The other week I was very publicly criticised by another photographer on a Flickr site that I belonged to. It was partly my own fault and in that respect I deserved the mauling I got. Not from this particular photographer though who took it upon himself to have a go at me, in a sense to kick me when I was down. To cut a long story short he told me and I quote, “Yur pictures are OK but they are not nearly as good as you think they are.” Yeah I know he couldn’t spell “Your” but that’s a mute point. What he should have said is that my pictures were not as good as I think they were ‘in his opinion’ which maybe splitting hairs and you could argue that, as he was the author, then of course it was his opinion !! It wasn’t just this that irritated me, it was that he then failed to tell me ( not that I particularly cared ! ) by what criteria he was judging my work. I think what really rankled him was that I’d not asked him for feedback some months earlier when I contacted him on another issue. He obviously thought himself important enough and successful enough to review my work ?
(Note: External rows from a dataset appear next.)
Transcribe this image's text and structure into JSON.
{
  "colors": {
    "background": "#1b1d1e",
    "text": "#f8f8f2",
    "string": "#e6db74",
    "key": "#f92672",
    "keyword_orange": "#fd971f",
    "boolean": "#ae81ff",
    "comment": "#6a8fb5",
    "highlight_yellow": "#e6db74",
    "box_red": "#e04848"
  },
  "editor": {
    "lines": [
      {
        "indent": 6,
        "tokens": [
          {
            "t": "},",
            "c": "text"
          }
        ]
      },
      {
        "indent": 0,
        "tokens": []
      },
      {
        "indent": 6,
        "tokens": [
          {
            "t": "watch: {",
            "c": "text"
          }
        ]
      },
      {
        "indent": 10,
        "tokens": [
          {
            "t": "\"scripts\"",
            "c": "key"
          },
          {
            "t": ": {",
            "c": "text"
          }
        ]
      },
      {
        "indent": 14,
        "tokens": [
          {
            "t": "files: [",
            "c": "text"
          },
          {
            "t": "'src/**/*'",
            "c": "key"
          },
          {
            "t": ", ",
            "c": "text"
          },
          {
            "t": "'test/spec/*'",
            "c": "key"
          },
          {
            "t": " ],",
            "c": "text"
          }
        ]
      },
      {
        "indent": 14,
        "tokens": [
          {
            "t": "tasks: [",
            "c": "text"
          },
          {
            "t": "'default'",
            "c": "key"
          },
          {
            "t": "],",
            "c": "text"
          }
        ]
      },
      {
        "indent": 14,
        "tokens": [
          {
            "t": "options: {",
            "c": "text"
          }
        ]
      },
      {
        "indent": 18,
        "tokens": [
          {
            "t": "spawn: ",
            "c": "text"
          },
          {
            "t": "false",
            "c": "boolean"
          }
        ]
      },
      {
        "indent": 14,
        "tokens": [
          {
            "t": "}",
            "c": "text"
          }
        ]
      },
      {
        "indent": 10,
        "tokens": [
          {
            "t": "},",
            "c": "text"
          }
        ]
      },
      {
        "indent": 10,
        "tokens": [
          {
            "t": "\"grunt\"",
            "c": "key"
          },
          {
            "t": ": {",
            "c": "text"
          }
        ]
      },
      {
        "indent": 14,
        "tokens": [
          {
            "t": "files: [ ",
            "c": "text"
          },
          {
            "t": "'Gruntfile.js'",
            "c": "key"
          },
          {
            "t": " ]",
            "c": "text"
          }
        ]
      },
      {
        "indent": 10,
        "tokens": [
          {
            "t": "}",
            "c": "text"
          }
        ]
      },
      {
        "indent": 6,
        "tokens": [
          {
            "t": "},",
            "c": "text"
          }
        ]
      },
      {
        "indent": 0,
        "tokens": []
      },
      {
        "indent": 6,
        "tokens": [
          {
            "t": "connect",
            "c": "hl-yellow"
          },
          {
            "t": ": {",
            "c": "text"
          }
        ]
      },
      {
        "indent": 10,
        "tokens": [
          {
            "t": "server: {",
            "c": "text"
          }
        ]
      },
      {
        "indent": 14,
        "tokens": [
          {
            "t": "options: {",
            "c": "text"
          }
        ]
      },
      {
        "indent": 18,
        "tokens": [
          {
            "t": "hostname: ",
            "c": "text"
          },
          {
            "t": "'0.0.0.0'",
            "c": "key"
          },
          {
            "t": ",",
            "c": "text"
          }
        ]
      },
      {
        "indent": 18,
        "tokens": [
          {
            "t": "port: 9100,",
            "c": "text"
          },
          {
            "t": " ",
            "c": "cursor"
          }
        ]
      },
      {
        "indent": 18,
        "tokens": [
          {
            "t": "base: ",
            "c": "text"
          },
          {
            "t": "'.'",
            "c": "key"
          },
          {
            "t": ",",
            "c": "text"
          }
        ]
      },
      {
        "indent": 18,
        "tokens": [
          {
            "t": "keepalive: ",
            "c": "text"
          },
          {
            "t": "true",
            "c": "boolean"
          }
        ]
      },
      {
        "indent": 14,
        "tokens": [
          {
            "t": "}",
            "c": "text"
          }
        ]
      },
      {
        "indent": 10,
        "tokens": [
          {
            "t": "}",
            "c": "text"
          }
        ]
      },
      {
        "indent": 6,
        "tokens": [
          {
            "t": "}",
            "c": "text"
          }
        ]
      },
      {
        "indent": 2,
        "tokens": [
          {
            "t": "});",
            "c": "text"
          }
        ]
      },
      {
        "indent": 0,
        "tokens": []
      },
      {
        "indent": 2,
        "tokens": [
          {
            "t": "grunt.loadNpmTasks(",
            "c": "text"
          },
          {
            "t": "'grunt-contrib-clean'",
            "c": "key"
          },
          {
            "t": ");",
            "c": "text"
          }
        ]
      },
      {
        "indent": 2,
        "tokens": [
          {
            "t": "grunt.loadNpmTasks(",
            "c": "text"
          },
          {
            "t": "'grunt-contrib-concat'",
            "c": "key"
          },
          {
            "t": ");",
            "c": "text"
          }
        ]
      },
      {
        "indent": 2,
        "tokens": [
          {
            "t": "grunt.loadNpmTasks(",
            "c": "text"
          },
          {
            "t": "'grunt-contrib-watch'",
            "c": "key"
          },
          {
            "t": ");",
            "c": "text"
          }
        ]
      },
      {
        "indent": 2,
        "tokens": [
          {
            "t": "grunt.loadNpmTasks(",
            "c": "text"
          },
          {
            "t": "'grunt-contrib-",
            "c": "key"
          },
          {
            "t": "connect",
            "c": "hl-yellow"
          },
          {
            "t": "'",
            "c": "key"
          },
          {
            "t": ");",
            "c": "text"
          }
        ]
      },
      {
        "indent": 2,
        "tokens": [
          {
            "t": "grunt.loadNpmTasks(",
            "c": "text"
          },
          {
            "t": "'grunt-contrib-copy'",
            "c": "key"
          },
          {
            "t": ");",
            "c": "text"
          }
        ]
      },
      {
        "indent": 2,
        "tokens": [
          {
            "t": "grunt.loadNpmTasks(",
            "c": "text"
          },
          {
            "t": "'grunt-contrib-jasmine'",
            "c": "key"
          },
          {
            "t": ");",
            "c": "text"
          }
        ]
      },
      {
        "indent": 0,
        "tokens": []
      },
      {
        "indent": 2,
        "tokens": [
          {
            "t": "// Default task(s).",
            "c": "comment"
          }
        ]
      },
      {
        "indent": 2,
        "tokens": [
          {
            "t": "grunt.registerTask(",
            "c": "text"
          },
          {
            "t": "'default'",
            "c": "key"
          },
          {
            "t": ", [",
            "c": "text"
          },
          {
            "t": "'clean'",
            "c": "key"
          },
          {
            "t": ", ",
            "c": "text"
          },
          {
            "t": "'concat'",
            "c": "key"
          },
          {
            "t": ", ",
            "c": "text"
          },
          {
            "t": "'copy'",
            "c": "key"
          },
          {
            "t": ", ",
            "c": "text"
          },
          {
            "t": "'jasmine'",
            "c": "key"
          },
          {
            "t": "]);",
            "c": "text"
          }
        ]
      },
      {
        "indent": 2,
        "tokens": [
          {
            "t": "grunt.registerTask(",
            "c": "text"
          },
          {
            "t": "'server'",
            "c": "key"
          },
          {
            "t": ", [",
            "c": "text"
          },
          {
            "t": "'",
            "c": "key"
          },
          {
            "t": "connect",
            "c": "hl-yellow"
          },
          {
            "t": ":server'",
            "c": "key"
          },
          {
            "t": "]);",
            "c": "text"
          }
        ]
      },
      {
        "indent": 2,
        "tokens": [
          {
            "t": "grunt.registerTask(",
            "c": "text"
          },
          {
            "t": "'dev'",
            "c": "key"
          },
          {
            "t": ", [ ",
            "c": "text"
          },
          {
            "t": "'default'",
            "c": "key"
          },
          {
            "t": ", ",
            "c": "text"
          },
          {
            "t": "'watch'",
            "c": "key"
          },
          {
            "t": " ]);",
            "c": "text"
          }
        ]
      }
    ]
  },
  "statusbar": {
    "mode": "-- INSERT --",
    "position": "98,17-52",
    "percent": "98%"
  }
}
Anyway before I replied to him privately ( I really didn’t want to embarrass him publicly ) I took a look at his website and his own work. I have to say he does some decent stuff and he’s had a little success. I’ve provided a link to his website in my Links but what surprised me is that in his Bio this ‘street photographer’ claimed to have no interests. If a photographer claims to have no interests other than photography itself, the question at some point must surely be what informs their photography ? How does a photographer make work if they are not interested in anything ? If a photographer goes out and takes photographs of trees they must surely be interested in trees if only on a superficial level ? For the reader of this thread I cannot necessarily provide you with answers but what I do believe is that sooner or later if you go down the road less travelled as a photographer the question of what informs your photography will arise. Only you can and must answer that ! For the street photographer inevitably you will study the work of other street photographers ( including my erstwhile friend maybe ? ). You will study the critically acclaimed such as Winogrand, Friedlander, Frank, Klein, Erwitt, Arbus, Cartier-Bresson the list is almost endless and undoubtedly you will be influenced by them. You will also read books about photography and photographers. That’s how it should be, but sooner or later you will need to find your own unique voice and vision and part of that process will be to ask yourself that important question, What informs my photography ? I myself am still in that process and I even think it’s a process without end, a permanently on-going process. If I were to say that everything informs my photography that would not be particularly helpful to you the reader, even if I do believe it to be true.
How can I be more helpful ? Well it seems to me that a street photographer cannot truly create an important body of work if they are not interested in the human condition or the Society and structure of the place they are operating in. Neither can they document a place if at least they don’t have a basic knowledge of the politics local or national of the place they are in. Either that or at some point they are prepared to look at subjects such as sociology, psychology, philosophy, anthropology and even fictional work in respect of their chosen environment. For the past two years I’ve been reading everything I can get my hands on by the American author John Steinbeck ( Grapes of Wrath, East of Eden, Tortilla Flat, etc etc ) He’s a particular favourite of mine and I don’t recall him mentioning photography once in those works but yet I feel he’s influenced my photographic thinking as much if not more by his telling of the human condition than the self study of any of those photographers I’ve mentioned above.
I make no special claims about my own photography that you see on this Blog but what I can tell you is that it tries to be informed by much more than the subject itself.